One of the outcomes of regular education reform in Australia has been the development of a national testing program for school students. This article examines the degree to which students with a disability participate in this testing, and the extent to which the testing of students with a disability may help to achieve the National Goals of Schooling in this country. Several international comparisons with the Australian situation are made. A number of recommendations are made to facilitate the participation of students with a disability in national testing as a means of achieving the goal of educational equity for these students.
Educational reform and educational accountability
The past thirty years have seen the level of educational accountability increase significantly (Elliot, Hyeonsook, Thurlow, & Ysseldyke, 1995; Jones, 1999; Labon, 1999; National Centre for Educational Statistics [NCES], 2000; Quenemoen, Lehr, Thurlow, & Massanari, 2001). An outcome of this change has been the development of national and international standards for the education of all students, incorporating the measurement of educational outcomes. The philosophy underpinning the development of such standards is that all students from all backgrounds should have the same opportunities to learn and to achieve (Labon, 1999;Thomas & Bainbridge, 2001).

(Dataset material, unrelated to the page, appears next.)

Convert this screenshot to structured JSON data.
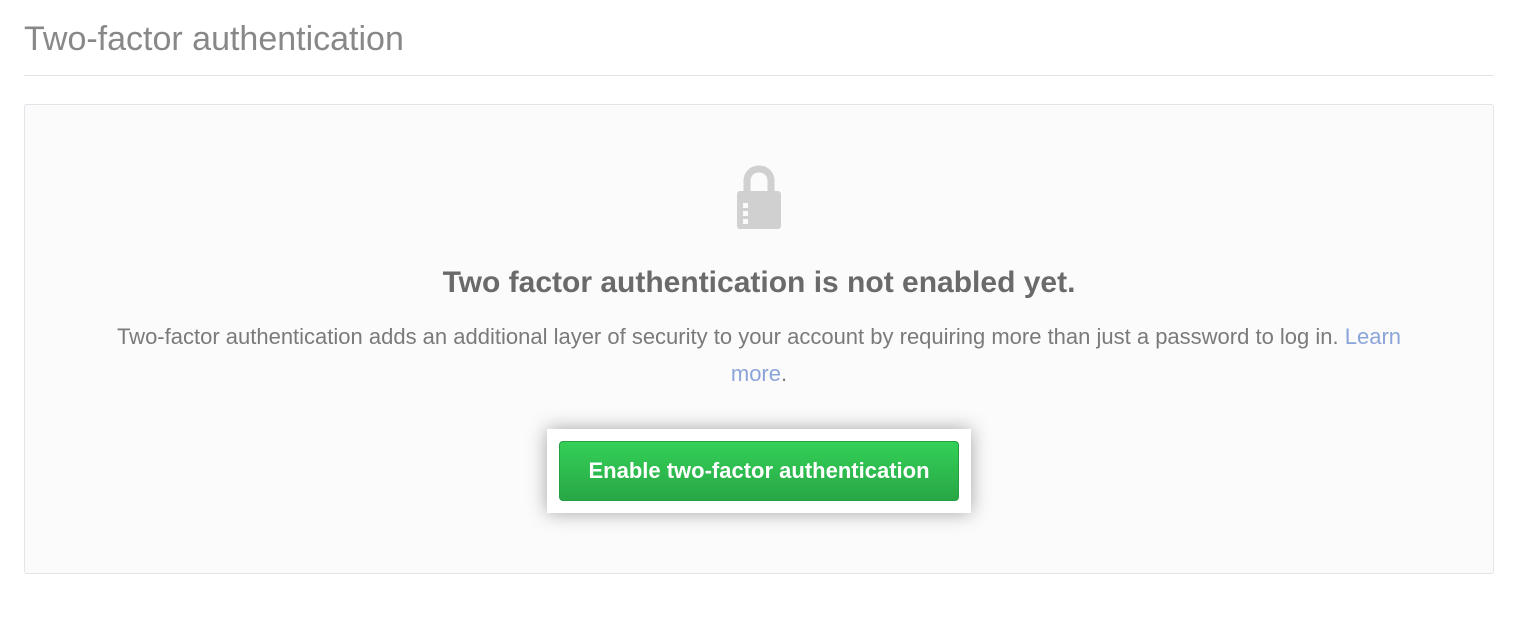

Measurement of educational outcomes is considered important on several levels. At the international level, it permits the comparison of educational outcomes across countries (Jones, 1999). Curriculum and teaching strategies may similarly be compared, leading to information about common issues and standards in education. This, it is argued, plays a part in ensuring the economic competitiveness of countries in a globalised marketplace by informing national and international policy makers about the knowledge and skills of their human resource base (NCES, 2000). The measurement of educational outcomes at the national level forms an essential part of accountability systems (Quenemoen et al., 2001; Sirotnik & Kimball, 1999). These systems may drive education reform by informing policy makers about the effectiveness of current practices in education, including teaching strategies, resource management and curriculum development (Falk, 2002; Roach, Salisbury, & McGregor, 2002).
National education reform in Australia has been influenced by both the Hobart and the Adelaide Declarations (Department of Education, Science and Training [DEST], 2002a; Forlin & Forlin, 1998; Pascoe, 2001). The Hobart Declaration was the outcome of the Education Ministers' meeting in Hobart in 1987 and laid the foundation for the recognition of a common set of outcomes for learning. These became recognised as Key Learning Areas and laid the foundation for assessment and curriculum development across the states (see Department of Education, Training and Employment, South Australia [DETE SA], 2002; Forlin & Forlin, 1998). In 1999, the Education Ministers met again, and endorsed a set of nationally agreed, common goals for schooling to 'establish a foundation for action among State and Territory governments' (DEST, 2002b, p. 1). The purposes for establishing such goals were to improve educational partnerships, increase the quality of teaching and the curriculum, and 'increase public confidence in school education through explicit and defensible standards that guide improvement in students' levels of educational achievement' (DEST, 2002b, p. 2). These were endorsed as the Adelaide Declaration on National Goals for schooling in the twenty-first century and were framed in inclusive language.
An early practical implementation of these goals was the establishment of the National Literacy and Numeracy Plan (DEST, 2002c). This plan was built on the relevant National Goals and consisted, firstly, of national numeracy and literacy benchmarks, or 'minimum acceptable standards for literacy and numeracy at a particular year level' (DEST, 2002d, p. …